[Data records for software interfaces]
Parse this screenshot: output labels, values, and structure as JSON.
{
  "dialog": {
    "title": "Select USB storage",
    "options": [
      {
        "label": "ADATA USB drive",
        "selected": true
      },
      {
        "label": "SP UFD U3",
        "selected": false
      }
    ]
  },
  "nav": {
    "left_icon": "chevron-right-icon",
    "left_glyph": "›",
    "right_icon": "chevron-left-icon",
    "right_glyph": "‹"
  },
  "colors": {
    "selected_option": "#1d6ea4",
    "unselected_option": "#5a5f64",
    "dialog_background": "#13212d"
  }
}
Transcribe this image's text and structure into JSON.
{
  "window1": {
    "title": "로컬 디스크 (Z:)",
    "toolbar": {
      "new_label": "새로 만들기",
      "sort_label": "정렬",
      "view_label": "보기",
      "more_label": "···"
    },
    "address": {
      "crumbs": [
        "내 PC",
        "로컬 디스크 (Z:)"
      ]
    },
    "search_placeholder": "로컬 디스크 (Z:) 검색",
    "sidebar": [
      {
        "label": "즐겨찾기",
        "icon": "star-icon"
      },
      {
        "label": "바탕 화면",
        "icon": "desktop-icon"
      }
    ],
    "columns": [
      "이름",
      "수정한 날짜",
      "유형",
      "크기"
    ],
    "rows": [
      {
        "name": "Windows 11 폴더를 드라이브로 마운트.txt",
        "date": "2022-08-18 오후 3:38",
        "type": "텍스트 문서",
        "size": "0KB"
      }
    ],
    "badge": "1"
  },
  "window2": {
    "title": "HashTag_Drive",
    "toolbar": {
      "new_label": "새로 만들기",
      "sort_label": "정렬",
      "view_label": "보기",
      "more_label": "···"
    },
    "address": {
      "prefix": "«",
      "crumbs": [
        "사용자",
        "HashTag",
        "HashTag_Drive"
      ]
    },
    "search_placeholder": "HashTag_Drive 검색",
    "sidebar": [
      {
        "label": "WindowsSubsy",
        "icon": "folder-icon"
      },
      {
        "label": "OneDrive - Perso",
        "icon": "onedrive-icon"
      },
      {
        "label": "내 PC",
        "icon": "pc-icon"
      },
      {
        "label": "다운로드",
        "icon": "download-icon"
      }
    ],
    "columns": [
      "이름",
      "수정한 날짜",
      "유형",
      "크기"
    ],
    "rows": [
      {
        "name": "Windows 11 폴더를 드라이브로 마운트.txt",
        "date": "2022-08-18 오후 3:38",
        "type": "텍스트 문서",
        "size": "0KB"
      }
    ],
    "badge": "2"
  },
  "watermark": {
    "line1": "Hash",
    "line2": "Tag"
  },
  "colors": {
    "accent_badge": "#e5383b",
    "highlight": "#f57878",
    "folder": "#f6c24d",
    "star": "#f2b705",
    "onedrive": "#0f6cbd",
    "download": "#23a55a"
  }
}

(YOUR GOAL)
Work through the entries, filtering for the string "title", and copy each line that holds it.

(RESPONSE TO THE TASK)
    "title": "Select USB storage",
    "title": "로컬 디스크 (Z:)",
    "title": "HashTag_Drive",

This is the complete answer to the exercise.